For me, it all started when I happened upon the publications by individual archaeologists describing, nay, expounding their latest and greatest findings. One stumbling block was the often apparent hesitation of their colleagues to accept contradictions to their research. Likely for fear that those might usurp their own published and accepted scientific papers. Hello! Are those theses chiseled onto modern Rosetta Stones and are they, henceforth, forever indisputable?
Way back, when I started my saga, I had no Internet, no Google, no Wikipedia. “You need to read William Budge,” the librarian suggested. Great Horus! Little did I know how outdated that was, and as I wormed my way past Howard Carter et al, I finally stumbled upon the illustrious albeit somewhat opinionated Dr. Zahi Hawass.
I wrangled with the familiar names of the ancient sites (until modern Egypt changed them into Arabic): Hierakonpolis, Herakleopolis, Heliopolis. “Wait a minute.
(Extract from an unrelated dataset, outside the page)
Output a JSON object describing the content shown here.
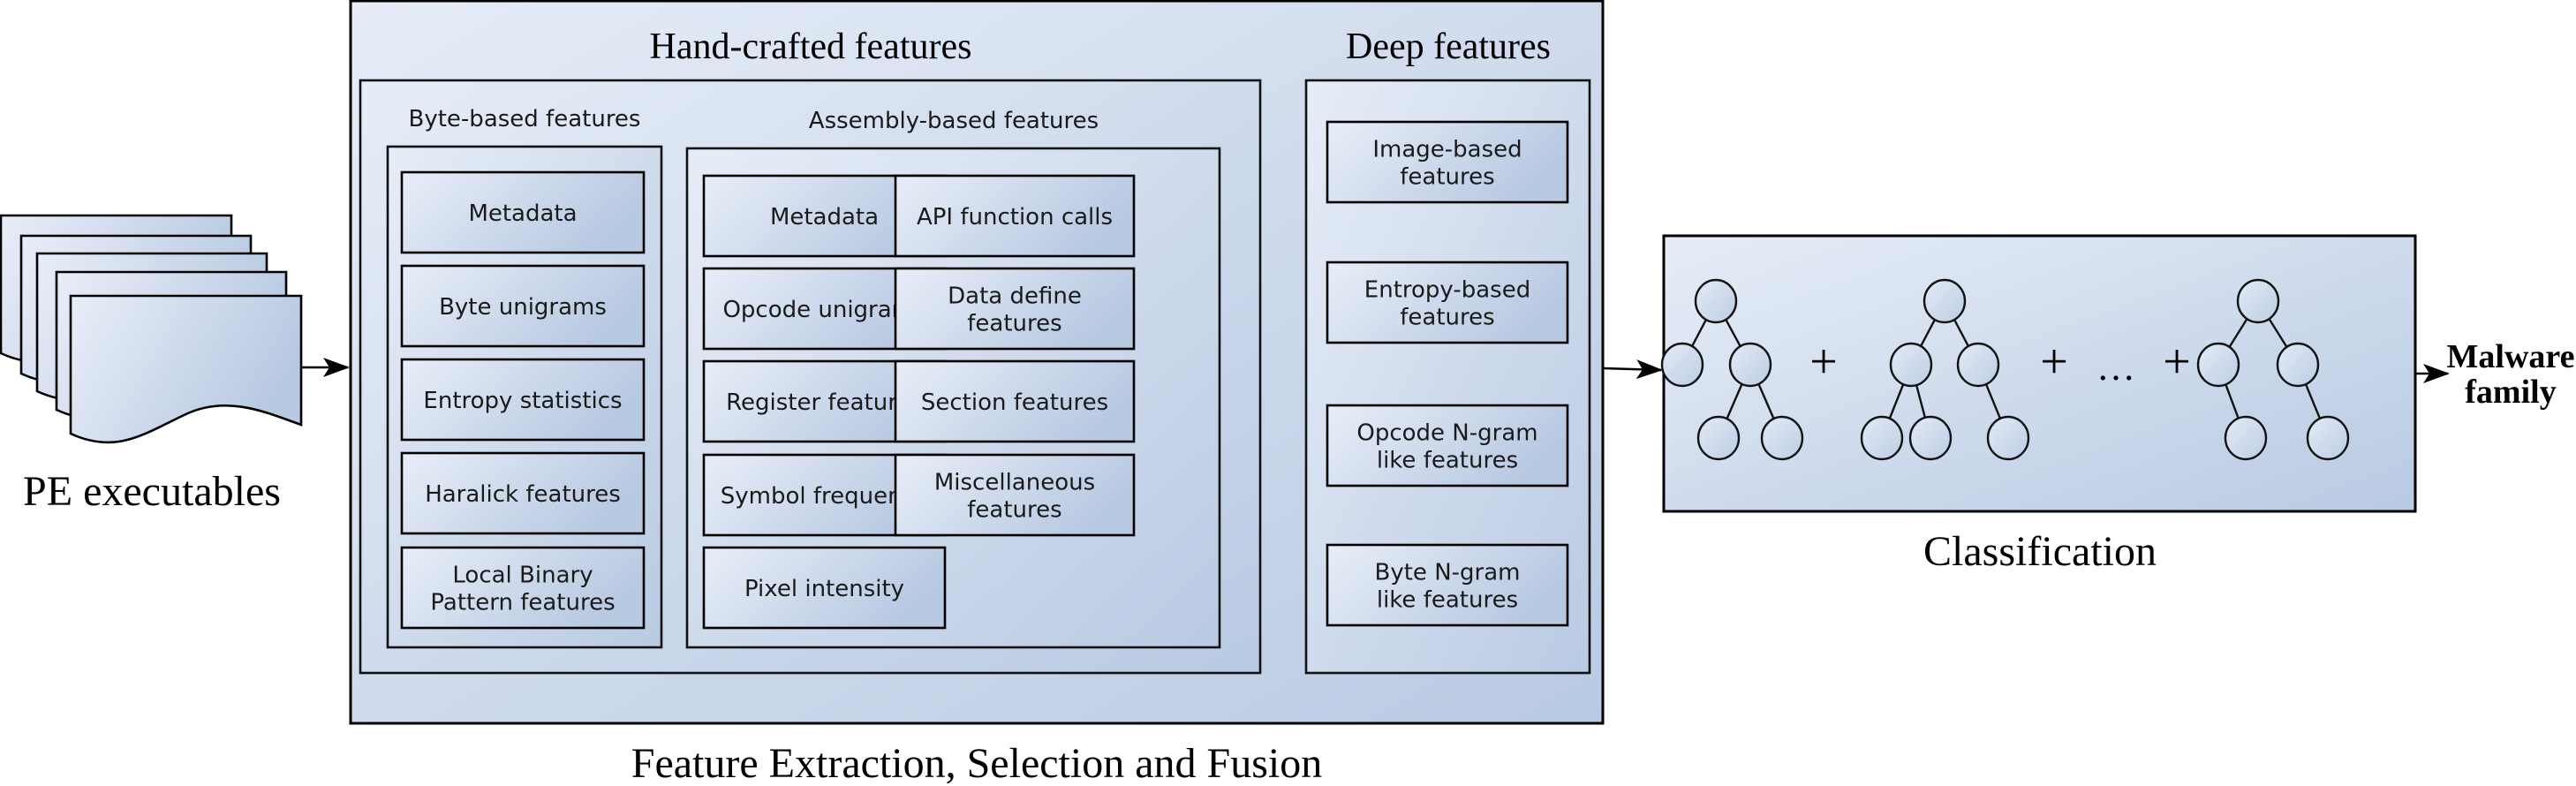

These are all Greek names again,” I sputtered, and then had a heck of a time to find the ancient name Ineb-hedj (City of White Walls). Yes, it’s the well bandied-about Memphis. It definitely wasn’t Memphis during the First Dynasty. Finally, I stuck as best as I could to the ancient names resorting to appendices and a glossary for readers who wanted to know “the real thing.” But one must consider the casual, even though quite knowledgeable reader. Chucking authenticity aside, I decided to stick with a few Greek names for the better-known gods, such as Isis and Horus.
So what is an innocent soul like me – a former Austrian mountain goat turned California sailor - doing traipsing in and out of this ancient minefield? Sometimes, I think that, just maybe, I should be writing erotica instead (it certainly sells better). But, I suspect, that too requires certain research (volunteers not requested).
The morale of my story: If you write HF, you do have to do your search – and know more than you ever use in your novel. Nothing is easier than to slip back into our own comfort zone – but it just wouldn’t do to have a scribe “text” to ask his mother what she’s cooking for dinner; and then “pick up his fork.”
In the end, a writer must strive that the story itself prevails, with the exotic backdrop enhancing rather than challenging a reader’s experience (although I do provide several appendices for cities, gods, etc.).
It all seems to have turned out well, though, since Khamsin, The Devil Wind of The Nile (Book 1 – Legends of the Winged Scarab), has just been short-listed with 8 other books for the 2014 Indie Award by the Historical Novel Society – the winners to be announced at the HNS London Conference in September –read more about it here:
About the Author:
Born and raised in Austria, Inge H. Borg completed her language studies in London and Paris. To continue her study of French (in a round-about way), she accepted a job at the French Embassy in Moscow. After Ms. Borg was transferred to the States, she has worked on both coasts, and after several years of living in San Diego, she finally became a US citizen.
Ms. Borg now lives in a diversified lake community in Arkansas (call it happy exile), where she continues to write historical and contemporary fiction. She also just published a non-fiction book about her cat and its former shelter buddies. Her poetry has been published in over twenty anthologies and was chosen for professionally recorded readings. Her hobbies include world literature, opera, sailing and, of course, devising new plots for future novels.
Author Pages -- Inge H. Borg